→ WORK TASK: For this exercise, repeat the whole listing below exactly. Leave the pictures out.

→ DATA TO USE:

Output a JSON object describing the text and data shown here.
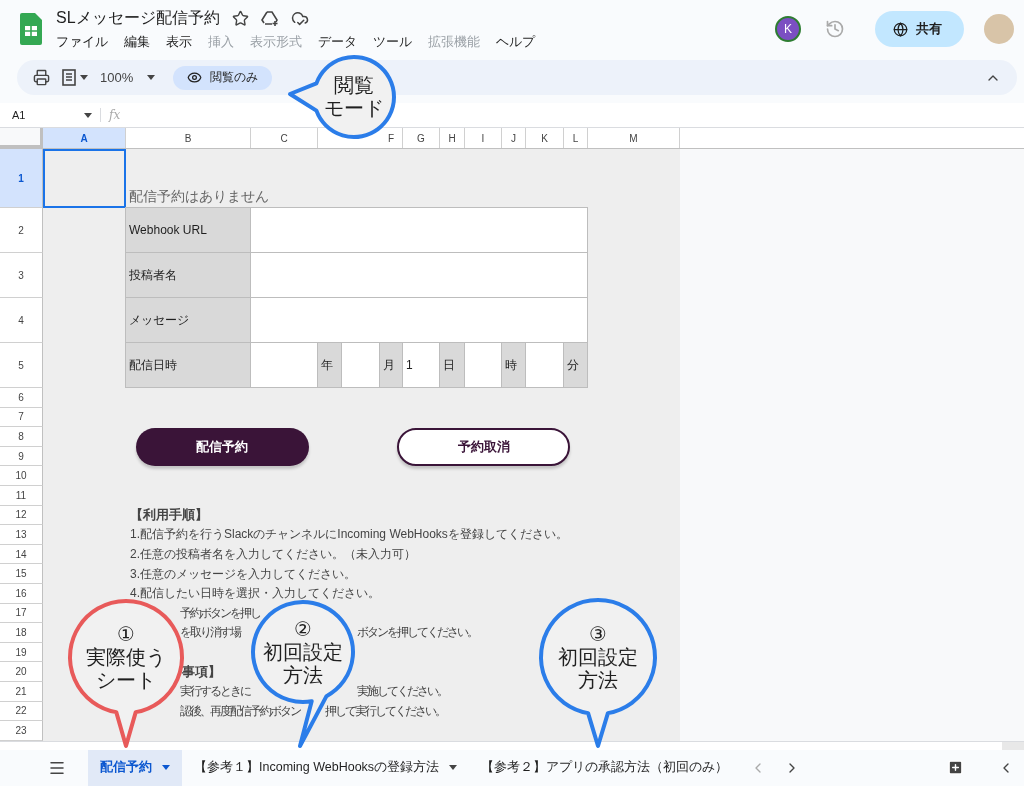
{
  "document": {
    "title": "SLメッセージ配信予約"
  },
  "menu": [
    {
      "label": "ファイル",
      "disabled": false
    },
    {
      "label": "編集",
      "disabled": false
    },
    {
      "label": "表示",
      "disabled": false
    },
    {
      "label": "挿入",
      "disabled": true
    },
    {
      "label": "表示形式",
      "disabled": true
    },
    {
      "label": "データ",
      "disabled": false
    },
    {
      "label": "ツール",
      "disabled": false
    },
    {
      "label": "拡張機能",
      "disabled": true
    },
    {
      "label": "ヘルプ",
      "disabled": false
    }
  ],
  "account": {
    "initial": "K"
  },
  "share_button": {
    "label": "共有"
  },
  "toolbar": {
    "zoom": "100%",
    "mode_chip": "閲覧のみ"
  },
  "formula_bar": {
    "cell_ref": "A1",
    "fx": "fx"
  },
  "sheet": {
    "columns": [
      {
        "label": "A",
        "selected": true
      },
      {
        "label": "B",
        "selected": false
      },
      {
        "label": "C",
        "selected": false
      },
      {
        "label": "F",
        "selected": false
      },
      {
        "label": "G",
        "selected": false
      },
      {
        "label": "H",
        "selected": false
      },
      {
        "label": "I",
        "selected": false
      },
      {
        "label": "J",
        "selected": false
      },
      {
        "label": "K",
        "selected": false
      },
      {
        "label": "L",
        "selected": false
      },
      {
        "label": "M",
        "selected": false
      }
    ],
    "rows": [
      {
        "label": "1",
        "selected": true
      },
      {
        "label": "2",
        "selected": false
      },
      {
        "label": "3",
        "selected": false
      },
      {
        "label": "4",
        "selected": false
      },
      {
        "label": "5",
        "selected": false
      },
      {
        "label": "6",
        "selected": false
      },
      {
        "label": "7",
        "selected": false
      },
      {
        "label": "8",
        "selected": false
      },
      {
        "label": "9",
        "selected": false
      },
      {
        "label": "10",
        "selected": false
      },
      {
        "label": "11",
        "selected": false
      },
      {
        "label": "12",
        "selected": false
      },
      {
        "label": "13",
        "selected": false
      },
      {
        "label": "14",
        "selected": false
      },
      {
        "label": "15",
        "selected": false
      },
      {
        "label": "16",
        "selected": false
      },
      {
        "label": "17",
        "selected": false
      },
      {
        "label": "18",
        "selected": false
      },
      {
        "label": "19",
        "selected": false
      },
      {
        "label": "20",
        "selected": false
      },
      {
        "label": "21",
        "selected": false
      },
      {
        "label": "22",
        "selected": false
      },
      {
        "label": "23",
        "selected": false
      }
    ],
    "status_text": "配信予約はありません",
    "form": [
      {
        "label": "Webhook URL"
      },
      {
        "label": "投稿者名"
      },
      {
        "label": "メッセージ"
      }
    ],
    "datetime": {
      "label": "配信日時",
      "cells": [
        {
          "kind": "input"
        },
        {
          "kind": "unit",
          "text": "年"
        },
        {
          "kind": "input"
        },
        {
          "kind": "unit",
          "text": "月"
        },
        {
          "kind": "input",
          "value": "1"
        },
        {
          "kind": "unit",
          "text": "日"
        },
        {
          "kind": "input"
        },
        {
          "kind": "unit",
          "text": "時"
        },
        {
          "kind": "input"
        },
        {
          "kind": "unit",
          "text": "分"
        }
      ]
    },
    "buttons": [
      {
        "label": "配信予約",
        "kind": "primary"
      },
      {
        "label": "予約取消",
        "kind": "secondary"
      }
    ],
    "instructions": [
      {
        "kind": "heading",
        "segments": [
          "【利用手順】"
        ]
      },
      {
        "kind": "text",
        "segments": [
          "1.配信予約を行うSlackのチャンネルにIncoming WebHooksを登録してください。"
        ]
      },
      {
        "kind": "text",
        "segments": [
          "2.任意の投稿者名を入力してください。（未入力可）"
        ]
      },
      {
        "kind": "text",
        "segments": [
          "3.任意のメッセージを入力してください。"
        ]
      },
      {
        "kind": "text",
        "segments": [
          "4.配信したい日時を選択・入力してください。"
        ]
      },
      {
        "kind": "text",
        "segments": [
          "予約ボタンを押し"
        ]
      },
      {
        "kind": "text",
        "segments": [
          "を取り消す場",
          "ボタンを押してください。"
        ]
      },
      {
        "kind": "heading",
        "segments": [
          "事項】"
        ]
      },
      {
        "kind": "text",
        "segments": [
          "実行するときに",
          "実施してください。"
        ]
      },
      {
        "kind": "text",
        "segments": [
          "認後、再度配信予約ボタン",
          "押して実行してください。"
        ]
      }
    ]
  },
  "sheet_tabs": [
    {
      "label": "配信予約",
      "selected": true,
      "caret": true
    },
    {
      "label": "【参考１】Incoming WebHooksの登録方法",
      "selected": false,
      "caret": true
    },
    {
      "label": "【参考２】アプリの承認方法（初回のみ）",
      "selected": false,
      "caret": false
    }
  ],
  "callouts": [
    {
      "lines": [
        "閲覧",
        "モード"
      ],
      "color": "#2b7de9"
    },
    {
      "lines": [
        "①",
        "実際使う",
        "シート"
      ],
      "color": "#e85a5a"
    },
    {
      "lines": [
        "②",
        "初回設定",
        "方法"
      ],
      "color": "#2b7de9"
    },
    {
      "lines": [
        "③",
        "初回設定",
        "方法"
      ],
      "color": "#2b7de9"
    }
  ]
}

→ RESPONSE AREA:
Output a JSON object describing the text and data shown here.
{
  "document": {
    "title": "SLメッセージ配信予約"
  },
  "menu": [
    {
      "label": "ファイル",
      "disabled": false
    },
    {
      "label": "編集",
      "disabled": false
    },
    {
      "label": "表示",
      "disabled": false
    },
    {
      "label": "挿入",
      "disabled": true
    },
    {
      "label": "表示形式",
      "disabled": true
    },
    {
      "label": "データ",
      "disabled": false
    },
    {
      "label": "ツール",
      "disabled": false
    },
    {
      "label": "拡張機能",
      "disabled": true
    },
    {
      "label": "ヘルプ",
      "disabled": false
    }
  ],
  "account": {
    "initial": "K"
  },
  "share_button": {
    "label": "共有"
  },
  "toolbar": {
    "zoom": "100%",
    "mode_chip": "閲覧のみ"
  },
  "formula_bar": {
    "cell_ref": "A1",
    "fx": "fx"
  },
  "sheet": {
    "columns": [
      {
        "label": "A",
        "selected": true
      },
      {
        "label": "B",
        "selected": false
      },
      {
        "label": "C",
        "selected": false
      },
      {
        "label": "F",
        "selected": false
      },
      {
        "label": "G",
        "selected": false
      },
      {
        "label": "H",
        "selected": false
      },
      {
        "label": "I",
        "selected": false
      },
      {
        "label": "J",
        "selected": false
      },
      {
        "label": "K",
        "selected": false
      },
      {
        "label": "L",
        "selected": false
      },
      {
        "label": "M",
        "selected": false
      }
    ],
    "rows": [
      {
        "label": "1",
        "selected": true
      },
      {
        "label": "2",
        "selected": false
      },
      {
        "label": "3",
        "selected": false
      },
      {
        "label": "4",
        "selected": false
      },
      {
        "label": "5",
        "selected": false
      },
      {
        "label": "6",
        "selected": false
      },
      {
        "label": "7",
        "selected": false
      },
      {
        "label": "8",
        "selected": false
      },
      {
        "label": "9",
        "selected": false
      },
      {
        "label": "10",
        "selected": false
      },
      {
        "label": "11",
        "selected": false
      },
      {
        "label": "12",
        "selected": false
      },
      {
        "label": "13",
        "selected": false
      },
      {
        "label": "14",
        "selected": false
      },
      {
        "label": "15",
        "selected": false
      },
      {
        "label": "16",
        "selected": false
      },
      {
        "label": "17",
        "selected": false
      },
      {
        "label": "18",
        "selected": false
      },
      {
        "label": "19",
        "selected": false
      },
      {
        "label": "20",
        "selected": false
      },
      {
        "label": "21",
        "selected": false
      },
      {
        "label": "22",
        "selected": false
      },
      {
        "label": "23",
        "selected": false
      }
    ],
    "status_text": "配信予約はありません",
    "form": [
      {
        "label": "Webhook URL"
      },
      {
        "label": "投稿者名"
      },
      {
        "label": "メッセージ"
      }
    ],
    "datetime": {
      "label": "配信日時",
      "cells": [
        {
          "kind": "input"
        },
        {
          "kind": "unit",
          "text": "年"
        },
        {
          "kind": "input"
        },
        {
          "kind": "unit",
          "text": "月"
        },
        {
          "kind": "input",
          "value": "1"
        },
        {
          "kind": "unit",
          "text": "日"
        },
        {
          "kind": "input"
        },
        {
          "kind": "unit",
          "text": "時"
        },
        {
          "kind": "input"
        },
        {
          "kind": "unit",
          "text": "分"
        }
      ]
    },
    "buttons": [
      {
        "label": "配信予約",
        "kind": "primary"
      },
      {
        "label": "予約取消",
        "kind": "secondary"
      }
    ],
    "instructions": [
      {
        "kind": "heading",
        "segments": [
          "【利用手順】"
        ]
      },
      {
        "kind": "text",
        "segments": [
          "1.配信予約を行うSlackのチャンネルにIncoming WebHooksを登録してください。"
        ]
      },
      {
        "kind": "text",
        "segments": [
          "2.任意の投稿者名を入力してください。（未入力可）"
        ]
      },
      {
        "kind": "text",
        "segments": [
          "3.任意のメッセージを入力してください。"
        ]
      },
      {
        "kind": "text",
        "segments": [
          "4.配信したい日時を選択・入力してください。"
        ]
      },
      {
        "kind": "text",
        "segments": [
          "予約ボタンを押し"
        ]
      },
      {
        "kind": "text",
        "segments": [
          "を取り消す場",
          "ボタンを押してください。"
        ]
      },
      {
        "kind": "heading",
        "segments": [
          "事項】"
        ]
      },
      {
        "kind": "text",
        "segments": [
          "実行するときに",
          "実施してください。"
        ]
      },
      {
        "kind": "text",
        "segments": [
          "認後、再度配信予約ボタン",
          "押して実行してください。"
        ]
      }
    ]
  },
  "sheet_tabs": [
    {
      "label": "配信予約",
      "selected": true,
      "caret": true
    },
    {
      "label": "【参考１】Incoming WebHooksの登録方法",
      "selected": false,
      "caret": true
    },
    {
      "label": "【参考２】アプリの承認方法（初回のみ）",
      "selected": false,
      "caret": false
    }
  ],
  "callouts": [
    {
      "lines": [
        "閲覧",
        "モード"
      ],
      "color": "#2b7de9"
    },
    {
      "lines": [
        "①",
        "実際使う",
        "シート"
      ],
      "color": "#e85a5a"
    },
    {
      "lines": [
        "②",
        "初回設定",
        "方法"
      ],
      "color": "#2b7de9"
    },
    {
      "lines": [
        "③",
        "初回設定",
        "方法"
      ],
      "color": "#2b7de9"
    }
  ]
}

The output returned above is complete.